SOURCE MATERIAL.
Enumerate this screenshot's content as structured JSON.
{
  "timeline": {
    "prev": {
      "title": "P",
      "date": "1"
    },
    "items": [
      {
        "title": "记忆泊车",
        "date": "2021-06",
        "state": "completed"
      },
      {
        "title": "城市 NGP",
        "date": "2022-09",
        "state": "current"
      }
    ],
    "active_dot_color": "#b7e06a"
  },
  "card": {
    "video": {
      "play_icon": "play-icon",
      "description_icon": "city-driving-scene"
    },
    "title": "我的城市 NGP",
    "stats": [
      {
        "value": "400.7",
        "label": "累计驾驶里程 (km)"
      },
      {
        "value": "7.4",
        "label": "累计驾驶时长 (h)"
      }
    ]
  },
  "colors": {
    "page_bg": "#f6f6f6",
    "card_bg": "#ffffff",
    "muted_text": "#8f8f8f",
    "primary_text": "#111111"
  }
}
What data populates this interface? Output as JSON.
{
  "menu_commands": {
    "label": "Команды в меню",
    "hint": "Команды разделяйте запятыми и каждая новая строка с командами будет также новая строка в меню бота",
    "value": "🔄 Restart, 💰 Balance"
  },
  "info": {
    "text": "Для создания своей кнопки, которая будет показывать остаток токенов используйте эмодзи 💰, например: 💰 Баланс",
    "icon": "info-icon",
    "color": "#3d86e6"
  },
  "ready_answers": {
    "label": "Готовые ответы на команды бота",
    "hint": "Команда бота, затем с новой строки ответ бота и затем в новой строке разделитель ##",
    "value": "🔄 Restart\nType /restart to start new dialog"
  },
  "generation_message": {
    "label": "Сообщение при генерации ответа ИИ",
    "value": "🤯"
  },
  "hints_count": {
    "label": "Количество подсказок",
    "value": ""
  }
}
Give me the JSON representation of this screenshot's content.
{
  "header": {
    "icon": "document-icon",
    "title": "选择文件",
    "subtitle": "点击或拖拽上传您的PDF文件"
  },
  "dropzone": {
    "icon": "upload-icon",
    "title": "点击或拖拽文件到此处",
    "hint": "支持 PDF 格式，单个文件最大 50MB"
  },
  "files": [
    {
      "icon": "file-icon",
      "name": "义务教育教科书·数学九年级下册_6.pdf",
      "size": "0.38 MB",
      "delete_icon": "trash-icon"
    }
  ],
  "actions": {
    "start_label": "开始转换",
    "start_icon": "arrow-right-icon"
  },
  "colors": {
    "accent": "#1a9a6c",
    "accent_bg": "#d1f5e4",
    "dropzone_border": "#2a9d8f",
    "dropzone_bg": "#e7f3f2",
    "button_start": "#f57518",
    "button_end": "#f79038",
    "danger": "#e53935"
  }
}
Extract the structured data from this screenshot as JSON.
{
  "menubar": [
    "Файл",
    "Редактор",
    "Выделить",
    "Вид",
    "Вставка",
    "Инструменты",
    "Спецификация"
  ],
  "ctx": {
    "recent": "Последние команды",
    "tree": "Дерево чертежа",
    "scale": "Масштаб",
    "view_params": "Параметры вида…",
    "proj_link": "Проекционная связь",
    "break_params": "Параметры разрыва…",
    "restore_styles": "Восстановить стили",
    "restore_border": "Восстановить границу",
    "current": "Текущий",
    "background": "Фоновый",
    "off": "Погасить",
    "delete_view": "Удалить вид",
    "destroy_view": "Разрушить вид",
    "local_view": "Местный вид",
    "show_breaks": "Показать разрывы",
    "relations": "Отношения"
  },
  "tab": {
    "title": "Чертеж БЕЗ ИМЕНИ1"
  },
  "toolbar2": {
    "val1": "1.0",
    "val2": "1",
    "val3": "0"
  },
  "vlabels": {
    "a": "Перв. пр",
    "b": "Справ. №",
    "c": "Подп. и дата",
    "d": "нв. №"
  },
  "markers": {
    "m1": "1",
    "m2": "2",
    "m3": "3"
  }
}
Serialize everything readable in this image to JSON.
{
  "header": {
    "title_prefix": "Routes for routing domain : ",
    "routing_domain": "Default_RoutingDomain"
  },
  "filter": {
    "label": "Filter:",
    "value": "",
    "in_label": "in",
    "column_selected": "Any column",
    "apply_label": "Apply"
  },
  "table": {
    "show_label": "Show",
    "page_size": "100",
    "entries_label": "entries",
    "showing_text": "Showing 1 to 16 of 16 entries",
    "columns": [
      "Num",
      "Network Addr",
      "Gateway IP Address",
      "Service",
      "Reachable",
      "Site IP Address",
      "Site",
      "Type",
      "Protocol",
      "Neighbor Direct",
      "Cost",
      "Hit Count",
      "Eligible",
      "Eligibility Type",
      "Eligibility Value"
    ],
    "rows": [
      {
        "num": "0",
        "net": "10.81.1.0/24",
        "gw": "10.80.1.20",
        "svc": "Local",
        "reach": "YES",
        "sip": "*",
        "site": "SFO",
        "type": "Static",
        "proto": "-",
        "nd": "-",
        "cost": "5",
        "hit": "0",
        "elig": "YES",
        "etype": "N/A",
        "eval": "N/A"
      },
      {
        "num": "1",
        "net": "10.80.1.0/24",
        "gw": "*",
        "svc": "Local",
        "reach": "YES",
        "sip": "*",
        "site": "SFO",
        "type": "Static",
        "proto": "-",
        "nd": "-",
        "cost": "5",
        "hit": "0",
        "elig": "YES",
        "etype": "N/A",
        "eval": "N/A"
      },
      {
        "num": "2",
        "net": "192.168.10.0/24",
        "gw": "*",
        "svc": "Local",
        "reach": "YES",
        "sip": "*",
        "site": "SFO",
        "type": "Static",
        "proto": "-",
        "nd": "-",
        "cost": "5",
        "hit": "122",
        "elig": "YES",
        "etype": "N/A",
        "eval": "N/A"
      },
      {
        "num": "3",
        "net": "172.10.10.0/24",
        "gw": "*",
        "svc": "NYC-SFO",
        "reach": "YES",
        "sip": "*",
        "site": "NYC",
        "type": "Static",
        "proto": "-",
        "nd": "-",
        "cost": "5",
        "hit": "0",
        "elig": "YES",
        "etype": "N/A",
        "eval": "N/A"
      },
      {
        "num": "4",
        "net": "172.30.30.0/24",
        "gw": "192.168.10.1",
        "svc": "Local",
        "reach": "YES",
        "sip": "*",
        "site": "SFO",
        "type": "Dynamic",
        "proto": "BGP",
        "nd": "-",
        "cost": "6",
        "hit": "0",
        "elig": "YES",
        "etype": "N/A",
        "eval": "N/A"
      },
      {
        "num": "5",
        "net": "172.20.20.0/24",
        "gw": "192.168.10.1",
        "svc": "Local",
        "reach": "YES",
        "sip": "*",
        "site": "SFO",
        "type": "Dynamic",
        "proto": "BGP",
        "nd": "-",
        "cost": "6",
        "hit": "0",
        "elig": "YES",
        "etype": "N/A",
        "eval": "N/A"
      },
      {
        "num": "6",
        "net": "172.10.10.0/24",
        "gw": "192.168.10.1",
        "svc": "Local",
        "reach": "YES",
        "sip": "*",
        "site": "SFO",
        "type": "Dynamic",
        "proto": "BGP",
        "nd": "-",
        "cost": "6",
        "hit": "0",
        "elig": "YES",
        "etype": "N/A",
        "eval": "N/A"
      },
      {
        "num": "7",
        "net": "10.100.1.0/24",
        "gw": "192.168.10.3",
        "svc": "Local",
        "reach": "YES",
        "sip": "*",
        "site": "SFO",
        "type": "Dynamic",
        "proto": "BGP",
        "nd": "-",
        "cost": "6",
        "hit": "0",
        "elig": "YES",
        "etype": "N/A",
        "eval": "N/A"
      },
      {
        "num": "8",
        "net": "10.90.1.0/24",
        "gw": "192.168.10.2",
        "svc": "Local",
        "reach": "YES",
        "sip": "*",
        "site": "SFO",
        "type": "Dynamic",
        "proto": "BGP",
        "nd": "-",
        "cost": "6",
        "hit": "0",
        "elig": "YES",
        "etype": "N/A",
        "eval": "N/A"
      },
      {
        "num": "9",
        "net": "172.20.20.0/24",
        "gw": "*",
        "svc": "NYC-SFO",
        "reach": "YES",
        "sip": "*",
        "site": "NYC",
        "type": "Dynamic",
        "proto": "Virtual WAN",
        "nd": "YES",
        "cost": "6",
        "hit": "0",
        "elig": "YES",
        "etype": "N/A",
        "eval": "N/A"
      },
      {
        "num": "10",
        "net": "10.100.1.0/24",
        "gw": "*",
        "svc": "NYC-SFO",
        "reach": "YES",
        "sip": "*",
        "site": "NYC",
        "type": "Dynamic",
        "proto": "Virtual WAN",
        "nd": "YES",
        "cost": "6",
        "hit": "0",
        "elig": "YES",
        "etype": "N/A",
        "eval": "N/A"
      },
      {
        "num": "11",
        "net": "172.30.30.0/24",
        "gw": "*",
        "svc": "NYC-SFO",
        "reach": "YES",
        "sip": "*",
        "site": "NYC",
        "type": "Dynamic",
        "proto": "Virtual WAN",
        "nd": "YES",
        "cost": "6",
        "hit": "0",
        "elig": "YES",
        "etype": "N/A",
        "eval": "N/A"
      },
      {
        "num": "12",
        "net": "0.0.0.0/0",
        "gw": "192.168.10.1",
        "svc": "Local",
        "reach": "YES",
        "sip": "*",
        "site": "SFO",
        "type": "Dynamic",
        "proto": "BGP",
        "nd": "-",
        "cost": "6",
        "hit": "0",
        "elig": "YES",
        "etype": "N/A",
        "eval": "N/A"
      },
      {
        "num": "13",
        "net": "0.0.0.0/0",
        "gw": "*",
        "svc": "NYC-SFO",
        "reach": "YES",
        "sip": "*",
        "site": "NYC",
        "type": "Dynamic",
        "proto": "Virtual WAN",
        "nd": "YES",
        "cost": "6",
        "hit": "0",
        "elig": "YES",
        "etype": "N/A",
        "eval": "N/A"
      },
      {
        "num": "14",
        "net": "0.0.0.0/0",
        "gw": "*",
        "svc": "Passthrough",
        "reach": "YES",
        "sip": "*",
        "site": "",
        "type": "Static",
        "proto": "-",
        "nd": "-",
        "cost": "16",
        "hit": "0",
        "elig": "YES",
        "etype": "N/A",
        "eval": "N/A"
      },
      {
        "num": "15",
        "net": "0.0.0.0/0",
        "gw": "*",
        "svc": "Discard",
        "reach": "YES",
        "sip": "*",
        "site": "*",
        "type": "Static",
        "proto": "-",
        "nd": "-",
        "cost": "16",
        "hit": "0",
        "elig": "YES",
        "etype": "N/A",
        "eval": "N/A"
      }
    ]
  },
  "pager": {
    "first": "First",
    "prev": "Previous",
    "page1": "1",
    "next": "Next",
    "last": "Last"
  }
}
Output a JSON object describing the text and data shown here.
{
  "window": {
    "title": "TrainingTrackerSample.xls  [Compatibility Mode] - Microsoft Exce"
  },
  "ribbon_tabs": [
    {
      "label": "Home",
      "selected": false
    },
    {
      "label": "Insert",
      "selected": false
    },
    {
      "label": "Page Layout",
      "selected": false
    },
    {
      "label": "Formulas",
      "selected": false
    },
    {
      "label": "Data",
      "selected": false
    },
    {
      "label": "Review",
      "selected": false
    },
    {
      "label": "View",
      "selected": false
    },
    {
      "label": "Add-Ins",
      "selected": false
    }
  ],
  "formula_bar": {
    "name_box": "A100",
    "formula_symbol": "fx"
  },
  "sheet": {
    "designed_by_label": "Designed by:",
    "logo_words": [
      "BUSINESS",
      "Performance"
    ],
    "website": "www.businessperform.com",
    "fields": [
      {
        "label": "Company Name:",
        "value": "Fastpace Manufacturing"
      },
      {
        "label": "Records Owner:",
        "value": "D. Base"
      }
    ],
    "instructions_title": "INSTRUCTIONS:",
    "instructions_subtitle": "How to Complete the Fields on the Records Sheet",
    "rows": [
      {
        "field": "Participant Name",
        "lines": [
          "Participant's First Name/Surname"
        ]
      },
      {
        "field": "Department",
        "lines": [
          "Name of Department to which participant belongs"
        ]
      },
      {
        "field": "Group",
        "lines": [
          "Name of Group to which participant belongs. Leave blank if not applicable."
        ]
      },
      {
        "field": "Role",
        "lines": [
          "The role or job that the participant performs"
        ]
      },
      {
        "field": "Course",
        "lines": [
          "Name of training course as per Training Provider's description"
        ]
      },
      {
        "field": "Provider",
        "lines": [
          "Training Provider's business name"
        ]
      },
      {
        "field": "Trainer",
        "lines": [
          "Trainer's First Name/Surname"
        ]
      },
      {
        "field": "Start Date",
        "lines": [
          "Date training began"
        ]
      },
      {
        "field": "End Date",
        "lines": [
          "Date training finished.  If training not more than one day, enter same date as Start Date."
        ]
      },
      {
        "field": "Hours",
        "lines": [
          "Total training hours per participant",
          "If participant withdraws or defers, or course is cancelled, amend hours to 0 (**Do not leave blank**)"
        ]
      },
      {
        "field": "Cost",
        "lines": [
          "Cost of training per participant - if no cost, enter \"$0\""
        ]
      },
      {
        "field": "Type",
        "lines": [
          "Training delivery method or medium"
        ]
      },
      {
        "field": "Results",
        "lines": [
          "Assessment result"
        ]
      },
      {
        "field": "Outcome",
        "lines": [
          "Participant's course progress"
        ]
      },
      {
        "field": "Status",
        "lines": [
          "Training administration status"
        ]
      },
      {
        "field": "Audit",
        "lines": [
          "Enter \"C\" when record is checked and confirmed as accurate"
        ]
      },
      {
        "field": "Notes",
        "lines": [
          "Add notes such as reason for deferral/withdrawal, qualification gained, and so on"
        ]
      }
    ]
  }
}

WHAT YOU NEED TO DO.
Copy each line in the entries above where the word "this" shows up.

EXERCISE SOLUTION.
Enumerate this screenshot's content as structured JSON.
What data populates this interface? Output as JSON.
Give me the JSON representation of this screenshot's content.
Extract the structured data from this screenshot as JSON.
Serialize everything readable in this image to JSON.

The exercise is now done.